■ **Exercise brief**
Copy out all lines bearing the word "JSON" from the listing below.

■ **Task input**

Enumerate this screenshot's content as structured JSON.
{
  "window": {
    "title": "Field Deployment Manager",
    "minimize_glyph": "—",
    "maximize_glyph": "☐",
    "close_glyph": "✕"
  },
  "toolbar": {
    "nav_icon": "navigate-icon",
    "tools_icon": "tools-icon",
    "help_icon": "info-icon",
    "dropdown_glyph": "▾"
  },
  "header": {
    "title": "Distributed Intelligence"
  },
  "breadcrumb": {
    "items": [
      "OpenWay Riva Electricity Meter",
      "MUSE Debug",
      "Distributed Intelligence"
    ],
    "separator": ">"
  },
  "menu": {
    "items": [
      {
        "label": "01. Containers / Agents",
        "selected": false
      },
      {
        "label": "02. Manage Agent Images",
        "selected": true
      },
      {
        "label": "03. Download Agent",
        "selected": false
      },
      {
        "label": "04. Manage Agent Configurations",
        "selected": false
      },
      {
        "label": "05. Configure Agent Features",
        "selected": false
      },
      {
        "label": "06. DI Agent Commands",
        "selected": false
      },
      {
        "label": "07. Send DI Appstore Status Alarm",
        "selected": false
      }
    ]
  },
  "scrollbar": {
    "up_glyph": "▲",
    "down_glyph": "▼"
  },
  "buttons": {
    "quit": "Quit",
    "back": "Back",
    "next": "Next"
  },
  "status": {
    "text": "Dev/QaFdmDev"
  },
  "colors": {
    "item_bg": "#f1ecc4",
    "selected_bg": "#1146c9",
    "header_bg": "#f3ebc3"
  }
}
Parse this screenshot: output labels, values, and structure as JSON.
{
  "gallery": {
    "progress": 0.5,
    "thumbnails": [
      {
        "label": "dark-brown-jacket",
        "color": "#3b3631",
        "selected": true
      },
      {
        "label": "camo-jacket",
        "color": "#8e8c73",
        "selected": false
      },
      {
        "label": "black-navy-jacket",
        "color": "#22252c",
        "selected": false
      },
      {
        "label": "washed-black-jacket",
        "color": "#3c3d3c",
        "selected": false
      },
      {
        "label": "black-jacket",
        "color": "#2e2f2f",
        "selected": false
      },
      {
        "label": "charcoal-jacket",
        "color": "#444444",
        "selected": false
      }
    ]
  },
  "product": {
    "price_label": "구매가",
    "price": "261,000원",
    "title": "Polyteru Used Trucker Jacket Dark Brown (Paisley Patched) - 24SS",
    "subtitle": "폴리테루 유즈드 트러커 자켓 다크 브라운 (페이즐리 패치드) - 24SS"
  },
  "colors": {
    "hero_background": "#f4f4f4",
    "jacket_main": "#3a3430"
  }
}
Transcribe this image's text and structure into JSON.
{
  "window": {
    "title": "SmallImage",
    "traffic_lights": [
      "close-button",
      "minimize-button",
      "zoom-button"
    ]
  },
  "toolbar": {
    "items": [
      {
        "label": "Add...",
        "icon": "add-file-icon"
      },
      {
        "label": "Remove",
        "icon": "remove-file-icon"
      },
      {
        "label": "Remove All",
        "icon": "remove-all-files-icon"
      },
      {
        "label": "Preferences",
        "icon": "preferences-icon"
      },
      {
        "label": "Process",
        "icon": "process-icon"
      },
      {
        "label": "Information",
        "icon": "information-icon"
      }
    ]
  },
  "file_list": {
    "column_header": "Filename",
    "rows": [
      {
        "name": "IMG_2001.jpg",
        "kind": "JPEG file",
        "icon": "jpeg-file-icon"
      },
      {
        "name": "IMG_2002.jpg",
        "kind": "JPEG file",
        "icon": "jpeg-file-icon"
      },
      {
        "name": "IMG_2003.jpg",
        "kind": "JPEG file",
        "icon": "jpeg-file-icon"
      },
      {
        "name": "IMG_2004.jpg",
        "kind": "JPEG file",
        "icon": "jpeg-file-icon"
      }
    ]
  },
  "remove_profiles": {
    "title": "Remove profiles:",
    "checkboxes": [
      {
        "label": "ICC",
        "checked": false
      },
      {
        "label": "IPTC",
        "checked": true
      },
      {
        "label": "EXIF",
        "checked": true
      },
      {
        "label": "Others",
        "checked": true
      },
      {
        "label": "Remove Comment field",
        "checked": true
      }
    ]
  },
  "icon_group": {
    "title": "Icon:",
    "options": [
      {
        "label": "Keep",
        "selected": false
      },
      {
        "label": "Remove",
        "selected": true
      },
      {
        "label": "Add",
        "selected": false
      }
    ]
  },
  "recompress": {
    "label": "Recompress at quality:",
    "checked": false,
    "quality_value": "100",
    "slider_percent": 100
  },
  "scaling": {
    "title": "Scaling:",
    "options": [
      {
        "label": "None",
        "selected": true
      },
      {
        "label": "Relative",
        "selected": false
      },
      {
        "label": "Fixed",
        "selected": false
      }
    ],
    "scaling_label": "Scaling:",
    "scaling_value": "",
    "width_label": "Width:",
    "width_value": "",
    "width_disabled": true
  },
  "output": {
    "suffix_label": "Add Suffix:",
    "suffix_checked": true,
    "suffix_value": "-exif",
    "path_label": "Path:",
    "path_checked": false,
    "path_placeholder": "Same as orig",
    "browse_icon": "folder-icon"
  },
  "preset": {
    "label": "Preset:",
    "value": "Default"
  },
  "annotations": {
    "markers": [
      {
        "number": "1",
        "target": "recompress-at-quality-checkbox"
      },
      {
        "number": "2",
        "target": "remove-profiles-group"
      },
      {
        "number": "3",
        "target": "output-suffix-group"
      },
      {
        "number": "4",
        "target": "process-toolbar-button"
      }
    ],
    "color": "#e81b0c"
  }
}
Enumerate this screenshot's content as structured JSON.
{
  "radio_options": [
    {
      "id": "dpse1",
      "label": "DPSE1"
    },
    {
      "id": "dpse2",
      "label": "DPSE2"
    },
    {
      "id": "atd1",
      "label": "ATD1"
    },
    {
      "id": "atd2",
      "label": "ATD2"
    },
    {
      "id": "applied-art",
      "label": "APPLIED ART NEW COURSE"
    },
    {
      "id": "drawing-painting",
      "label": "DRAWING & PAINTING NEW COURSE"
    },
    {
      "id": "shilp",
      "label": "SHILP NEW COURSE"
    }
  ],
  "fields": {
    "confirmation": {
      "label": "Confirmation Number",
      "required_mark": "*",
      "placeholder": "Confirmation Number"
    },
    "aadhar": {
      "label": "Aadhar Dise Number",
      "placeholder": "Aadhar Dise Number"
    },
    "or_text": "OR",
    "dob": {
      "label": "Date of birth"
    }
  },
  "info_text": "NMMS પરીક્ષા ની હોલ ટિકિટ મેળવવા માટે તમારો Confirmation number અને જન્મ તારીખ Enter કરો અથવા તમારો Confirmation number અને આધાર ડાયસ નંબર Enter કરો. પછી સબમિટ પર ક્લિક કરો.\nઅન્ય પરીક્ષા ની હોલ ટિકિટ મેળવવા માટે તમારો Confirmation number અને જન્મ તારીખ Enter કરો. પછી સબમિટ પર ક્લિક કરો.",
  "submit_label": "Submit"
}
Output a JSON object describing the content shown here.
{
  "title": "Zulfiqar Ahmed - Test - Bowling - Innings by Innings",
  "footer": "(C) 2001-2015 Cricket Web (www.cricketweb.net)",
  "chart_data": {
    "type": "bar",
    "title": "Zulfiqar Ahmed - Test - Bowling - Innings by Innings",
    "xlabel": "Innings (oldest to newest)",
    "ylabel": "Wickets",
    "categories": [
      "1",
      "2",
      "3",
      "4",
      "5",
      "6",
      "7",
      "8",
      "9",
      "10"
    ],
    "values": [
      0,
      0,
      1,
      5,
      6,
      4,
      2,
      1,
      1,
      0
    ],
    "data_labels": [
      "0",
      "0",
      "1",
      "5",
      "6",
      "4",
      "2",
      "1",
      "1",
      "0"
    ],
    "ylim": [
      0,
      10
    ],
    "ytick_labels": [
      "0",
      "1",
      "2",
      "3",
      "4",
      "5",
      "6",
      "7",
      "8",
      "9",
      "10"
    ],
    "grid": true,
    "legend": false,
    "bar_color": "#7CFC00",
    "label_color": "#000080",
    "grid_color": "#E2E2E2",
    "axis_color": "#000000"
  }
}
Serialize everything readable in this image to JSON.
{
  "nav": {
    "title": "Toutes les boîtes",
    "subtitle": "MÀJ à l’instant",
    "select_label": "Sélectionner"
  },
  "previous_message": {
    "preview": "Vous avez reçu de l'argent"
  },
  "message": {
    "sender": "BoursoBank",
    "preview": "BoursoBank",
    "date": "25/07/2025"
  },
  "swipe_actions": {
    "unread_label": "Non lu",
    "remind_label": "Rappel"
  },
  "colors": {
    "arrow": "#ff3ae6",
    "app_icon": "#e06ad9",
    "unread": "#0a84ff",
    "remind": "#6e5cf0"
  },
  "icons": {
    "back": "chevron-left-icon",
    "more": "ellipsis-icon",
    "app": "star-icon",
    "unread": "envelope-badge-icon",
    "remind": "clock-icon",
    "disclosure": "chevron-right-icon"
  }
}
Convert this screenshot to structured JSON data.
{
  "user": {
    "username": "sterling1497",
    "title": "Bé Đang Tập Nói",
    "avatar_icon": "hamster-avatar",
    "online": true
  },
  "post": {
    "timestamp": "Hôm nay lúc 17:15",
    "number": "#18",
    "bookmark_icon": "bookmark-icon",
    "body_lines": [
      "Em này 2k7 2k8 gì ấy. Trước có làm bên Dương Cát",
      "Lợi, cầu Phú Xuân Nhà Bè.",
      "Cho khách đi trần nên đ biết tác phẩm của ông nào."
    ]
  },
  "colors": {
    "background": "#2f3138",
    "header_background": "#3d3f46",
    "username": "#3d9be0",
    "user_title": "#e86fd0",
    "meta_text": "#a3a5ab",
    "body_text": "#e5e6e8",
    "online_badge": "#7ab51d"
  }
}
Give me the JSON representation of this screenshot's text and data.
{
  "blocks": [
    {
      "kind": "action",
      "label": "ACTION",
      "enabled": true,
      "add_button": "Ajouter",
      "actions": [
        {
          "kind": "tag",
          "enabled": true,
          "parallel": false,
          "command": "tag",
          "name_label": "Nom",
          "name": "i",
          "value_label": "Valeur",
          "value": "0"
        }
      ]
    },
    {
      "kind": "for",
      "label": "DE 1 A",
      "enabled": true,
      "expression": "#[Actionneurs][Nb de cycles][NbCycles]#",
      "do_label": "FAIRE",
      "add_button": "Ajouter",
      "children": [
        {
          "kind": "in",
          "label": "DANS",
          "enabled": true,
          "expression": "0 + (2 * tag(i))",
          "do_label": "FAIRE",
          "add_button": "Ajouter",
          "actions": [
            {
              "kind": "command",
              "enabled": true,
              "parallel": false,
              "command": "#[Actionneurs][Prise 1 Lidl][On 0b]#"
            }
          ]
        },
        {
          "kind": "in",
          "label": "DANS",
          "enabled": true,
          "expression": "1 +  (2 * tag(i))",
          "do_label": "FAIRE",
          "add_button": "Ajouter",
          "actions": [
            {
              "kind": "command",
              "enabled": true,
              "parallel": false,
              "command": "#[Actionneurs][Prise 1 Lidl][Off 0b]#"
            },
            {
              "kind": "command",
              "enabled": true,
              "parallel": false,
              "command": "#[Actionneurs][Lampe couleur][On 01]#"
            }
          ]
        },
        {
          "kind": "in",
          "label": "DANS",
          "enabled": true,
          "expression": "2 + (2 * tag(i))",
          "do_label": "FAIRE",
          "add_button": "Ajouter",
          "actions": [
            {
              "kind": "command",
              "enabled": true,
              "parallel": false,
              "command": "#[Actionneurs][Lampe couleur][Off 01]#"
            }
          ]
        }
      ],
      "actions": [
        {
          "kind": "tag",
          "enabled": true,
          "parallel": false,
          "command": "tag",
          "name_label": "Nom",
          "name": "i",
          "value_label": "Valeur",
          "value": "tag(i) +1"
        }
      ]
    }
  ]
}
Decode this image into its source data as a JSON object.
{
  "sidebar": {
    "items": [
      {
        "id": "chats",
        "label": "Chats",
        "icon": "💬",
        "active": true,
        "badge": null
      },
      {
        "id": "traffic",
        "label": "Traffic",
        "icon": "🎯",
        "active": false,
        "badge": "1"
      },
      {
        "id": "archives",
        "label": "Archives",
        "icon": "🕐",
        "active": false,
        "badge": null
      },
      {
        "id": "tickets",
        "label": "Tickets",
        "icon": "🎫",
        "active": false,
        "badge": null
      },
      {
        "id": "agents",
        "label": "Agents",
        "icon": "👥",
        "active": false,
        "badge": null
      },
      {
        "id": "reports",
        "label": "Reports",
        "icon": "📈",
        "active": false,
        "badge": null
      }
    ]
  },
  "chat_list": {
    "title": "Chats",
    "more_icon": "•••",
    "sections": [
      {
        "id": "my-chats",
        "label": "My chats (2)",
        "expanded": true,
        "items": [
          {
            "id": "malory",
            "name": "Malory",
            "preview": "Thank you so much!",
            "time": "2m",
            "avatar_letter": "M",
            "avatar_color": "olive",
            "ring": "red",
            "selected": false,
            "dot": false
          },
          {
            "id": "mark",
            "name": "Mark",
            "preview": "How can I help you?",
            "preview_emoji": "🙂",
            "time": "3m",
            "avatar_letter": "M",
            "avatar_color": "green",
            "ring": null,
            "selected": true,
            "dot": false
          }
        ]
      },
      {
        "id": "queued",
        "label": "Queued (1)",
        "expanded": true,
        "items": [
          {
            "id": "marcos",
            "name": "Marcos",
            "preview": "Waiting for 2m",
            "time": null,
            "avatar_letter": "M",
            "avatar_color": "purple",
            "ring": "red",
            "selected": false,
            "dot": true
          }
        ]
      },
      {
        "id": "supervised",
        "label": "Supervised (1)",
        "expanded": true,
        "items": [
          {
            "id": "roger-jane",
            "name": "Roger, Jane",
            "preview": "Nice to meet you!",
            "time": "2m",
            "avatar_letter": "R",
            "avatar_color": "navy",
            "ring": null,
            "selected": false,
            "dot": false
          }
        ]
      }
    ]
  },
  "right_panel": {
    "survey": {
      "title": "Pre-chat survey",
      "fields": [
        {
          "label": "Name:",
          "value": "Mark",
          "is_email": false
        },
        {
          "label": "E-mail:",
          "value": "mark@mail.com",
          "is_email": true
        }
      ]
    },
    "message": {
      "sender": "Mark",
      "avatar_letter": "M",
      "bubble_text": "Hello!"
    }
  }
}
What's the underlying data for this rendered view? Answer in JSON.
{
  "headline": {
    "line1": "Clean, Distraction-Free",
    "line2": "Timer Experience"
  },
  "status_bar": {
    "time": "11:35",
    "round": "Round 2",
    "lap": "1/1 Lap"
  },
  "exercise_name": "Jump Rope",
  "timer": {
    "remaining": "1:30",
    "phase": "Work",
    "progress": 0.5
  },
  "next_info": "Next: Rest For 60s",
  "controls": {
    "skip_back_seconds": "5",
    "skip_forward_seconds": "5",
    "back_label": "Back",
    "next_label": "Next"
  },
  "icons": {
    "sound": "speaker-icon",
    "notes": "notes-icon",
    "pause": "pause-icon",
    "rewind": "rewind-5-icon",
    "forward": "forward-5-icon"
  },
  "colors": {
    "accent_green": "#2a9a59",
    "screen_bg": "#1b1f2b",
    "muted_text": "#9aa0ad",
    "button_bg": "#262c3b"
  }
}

■ **Your response**
Enumerate this screenshot's content as structured JSON.
Parse this screenshot: output labels, values, and structure as JSON.
Transcribe this image's text and structure into JSON.
Enumerate this screenshot's content as structured JSON.
Output a JSON object describing the content shown here.
Serialize everything readable in this image to JSON.
Convert this screenshot to structured JSON data.
Give me the JSON representation of this screenshot's text and data.
Decode this image into its source data as a JSON object.
What's the underlying data for this rendered view? Answer in JSON.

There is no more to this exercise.